WHAT IS BEING ASKED
Give back all of the data unchanged. Keep every word as it is.

◇ ◇ ◇ ◇

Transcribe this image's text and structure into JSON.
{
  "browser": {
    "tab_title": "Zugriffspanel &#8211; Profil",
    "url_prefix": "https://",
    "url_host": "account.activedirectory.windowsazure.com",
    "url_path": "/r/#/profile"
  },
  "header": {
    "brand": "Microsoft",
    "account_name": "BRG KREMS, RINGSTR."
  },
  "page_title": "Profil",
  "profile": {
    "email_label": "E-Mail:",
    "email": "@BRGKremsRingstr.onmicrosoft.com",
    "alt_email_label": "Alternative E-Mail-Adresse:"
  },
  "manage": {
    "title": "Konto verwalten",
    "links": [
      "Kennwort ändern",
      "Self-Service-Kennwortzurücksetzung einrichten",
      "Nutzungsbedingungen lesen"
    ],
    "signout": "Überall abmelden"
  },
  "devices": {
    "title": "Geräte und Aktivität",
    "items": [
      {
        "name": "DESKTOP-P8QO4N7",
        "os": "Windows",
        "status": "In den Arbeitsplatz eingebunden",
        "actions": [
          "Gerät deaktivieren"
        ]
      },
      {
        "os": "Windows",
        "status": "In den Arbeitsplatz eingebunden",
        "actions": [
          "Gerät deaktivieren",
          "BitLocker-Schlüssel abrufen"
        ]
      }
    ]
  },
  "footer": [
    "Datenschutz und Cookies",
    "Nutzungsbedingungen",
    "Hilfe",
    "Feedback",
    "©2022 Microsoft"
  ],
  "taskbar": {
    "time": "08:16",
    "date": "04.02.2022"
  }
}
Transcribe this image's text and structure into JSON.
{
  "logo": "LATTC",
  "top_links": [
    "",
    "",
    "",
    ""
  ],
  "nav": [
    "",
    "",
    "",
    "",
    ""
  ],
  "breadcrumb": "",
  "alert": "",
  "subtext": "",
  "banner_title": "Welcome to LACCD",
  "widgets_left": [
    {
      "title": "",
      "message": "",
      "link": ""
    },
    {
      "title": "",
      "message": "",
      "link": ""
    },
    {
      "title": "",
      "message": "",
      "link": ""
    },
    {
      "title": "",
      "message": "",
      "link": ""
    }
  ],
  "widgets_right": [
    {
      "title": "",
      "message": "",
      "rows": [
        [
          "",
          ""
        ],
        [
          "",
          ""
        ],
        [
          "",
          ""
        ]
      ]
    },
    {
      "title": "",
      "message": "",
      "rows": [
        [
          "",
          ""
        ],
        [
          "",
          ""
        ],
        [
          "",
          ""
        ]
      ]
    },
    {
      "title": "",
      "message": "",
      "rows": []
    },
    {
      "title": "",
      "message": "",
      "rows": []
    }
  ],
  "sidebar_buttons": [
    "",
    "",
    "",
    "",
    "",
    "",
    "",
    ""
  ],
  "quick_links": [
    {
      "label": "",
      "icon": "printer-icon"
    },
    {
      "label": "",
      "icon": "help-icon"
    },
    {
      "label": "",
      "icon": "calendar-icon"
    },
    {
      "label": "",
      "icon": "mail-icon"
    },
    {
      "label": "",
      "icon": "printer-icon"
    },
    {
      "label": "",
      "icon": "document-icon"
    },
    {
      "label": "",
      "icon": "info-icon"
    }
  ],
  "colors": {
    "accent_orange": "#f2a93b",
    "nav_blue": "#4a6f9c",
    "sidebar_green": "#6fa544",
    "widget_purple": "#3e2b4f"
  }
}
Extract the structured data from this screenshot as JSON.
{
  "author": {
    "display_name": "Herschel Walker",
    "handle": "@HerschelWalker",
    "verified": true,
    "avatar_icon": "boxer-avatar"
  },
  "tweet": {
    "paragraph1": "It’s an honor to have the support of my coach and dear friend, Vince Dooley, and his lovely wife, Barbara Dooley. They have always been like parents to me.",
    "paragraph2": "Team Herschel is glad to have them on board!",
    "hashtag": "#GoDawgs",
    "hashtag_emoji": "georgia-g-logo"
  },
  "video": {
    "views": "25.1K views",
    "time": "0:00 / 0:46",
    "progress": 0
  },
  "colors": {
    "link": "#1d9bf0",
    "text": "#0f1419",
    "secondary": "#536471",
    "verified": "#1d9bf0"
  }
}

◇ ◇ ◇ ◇

TASK ANSWER
Transcribe this image's text and structure into JSON.
{
  "browser": {
    "tab_title": "Zugriffspanel &#8211; Profil",
    "url_prefix": "https://",
    "url_host": "account.activedirectory.windowsazure.com",
    "url_path": "/r/#/profile"
  },
  "header": {
    "brand": "Microsoft",
    "account_name": "BRG KREMS, RINGSTR."
  },
  "page_title": "Profil",
  "profile": {
    "email_label": "E-Mail:",
    "email": "@BRGKremsRingstr.onmicrosoft.com",
    "alt_email_label": "Alternative E-Mail-Adresse:"
  },
  "manage": {
    "title": "Konto verwalten",
    "links": [
      "Kennwort ändern",
      "Self-Service-Kennwortzurücksetzung einrichten",
      "Nutzungsbedingungen lesen"
    ],
    "signout": "Überall abmelden"
  },
  "devices": {
    "title": "Geräte und Aktivität",
    "items": [
      {
        "name": "DESKTOP-P8QO4N7",
        "os": "Windows",
        "status": "In den Arbeitsplatz eingebunden",
        "actions": [
          "Gerät deaktivieren"
        ]
      },
      {
        "os": "Windows",
        "status": "In den Arbeitsplatz eingebunden",
        "actions": [
          "Gerät deaktivieren",
          "BitLocker-Schlüssel abrufen"
        ]
      }
    ]
  },
  "footer": [
    "Datenschutz und Cookies",
    "Nutzungsbedingungen",
    "Hilfe",
    "Feedback",
    "©2022 Microsoft"
  ],
  "taskbar": {
    "time": "08:16",
    "date": "04.02.2022"
  }
}
Transcribe this image's text and structure into JSON.
{
  "logo": "LATTC",
  "top_links": [
    "",
    "",
    "",
    ""
  ],
  "nav": [
    "",
    "",
    "",
    "",
    ""
  ],
  "breadcrumb": "",
  "alert": "",
  "subtext": "",
  "banner_title": "Welcome to LACCD",
  "widgets_left": [
    {
      "title": "",
      "message": "",
      "link": ""
    },
    {
      "title": "",
      "message": "",
      "link": ""
    },
    {
      "title": "",
      "message": "",
      "link": ""
    },
    {
      "title": "",
      "message": "",
      "link": ""
    }
  ],
  "widgets_right": [
    {
      "title": "",
      "message": "",
      "rows": [
        [
          "",
          ""
        ],
        [
          "",
          ""
        ],
        [
          "",
          ""
        ]
      ]
    },
    {
      "title": "",
      "message": "",
      "rows": [
        [
          "",
          ""
        ],
        [
          "",
          ""
        ],
        [
          "",
          ""
        ]
      ]
    },
    {
      "title": "",
      "message": "",
      "rows": []
    },
    {
      "title": "",
      "message": "",
      "rows": []
    }
  ],
  "sidebar_buttons": [
    "",
    "",
    "",
    "",
    "",
    "",
    "",
    ""
  ],
  "quick_links": [
    {
      "label": "",
      "icon": "printer-icon"
    },
    {
      "label": "",
      "icon": "help-icon"
    },
    {
      "label": "",
      "icon": "calendar-icon"
    },
    {
      "label": "",
      "icon": "mail-icon"
    },
    {
      "label": "",
      "icon": "printer-icon"
    },
    {
      "label": "",
      "icon": "document-icon"
    },
    {
      "label": "",
      "icon": "info-icon"
    }
  ],
  "colors": {
    "accent_orange": "#f2a93b",
    "nav_blue": "#4a6f9c",
    "sidebar_green": "#6fa544",
    "widget_purple": "#3e2b4f"
  }
}
Extract the structured data from this screenshot as JSON.
{
  "author": {
    "display_name": "Herschel Walker",
    "handle": "@HerschelWalker",
    "verified": true,
    "avatar_icon": "boxer-avatar"
  },
  "tweet": {
    "paragraph1": "It’s an honor to have the support of my coach and dear friend, Vince Dooley, and his lovely wife, Barbara Dooley. They have always been like parents to me.",
    "paragraph2": "Team Herschel is glad to have them on board!",
    "hashtag": "#GoDawgs",
    "hashtag_emoji": "georgia-g-logo"
  },
  "video": {
    "views": "25.1K views",
    "time": "0:00 / 0:46",
    "progress": 0
  },
  "colors": {
    "link": "#1d9bf0",
    "text": "#0f1419",
    "secondary": "#536471",
    "verified": "#1d9bf0"
  }
}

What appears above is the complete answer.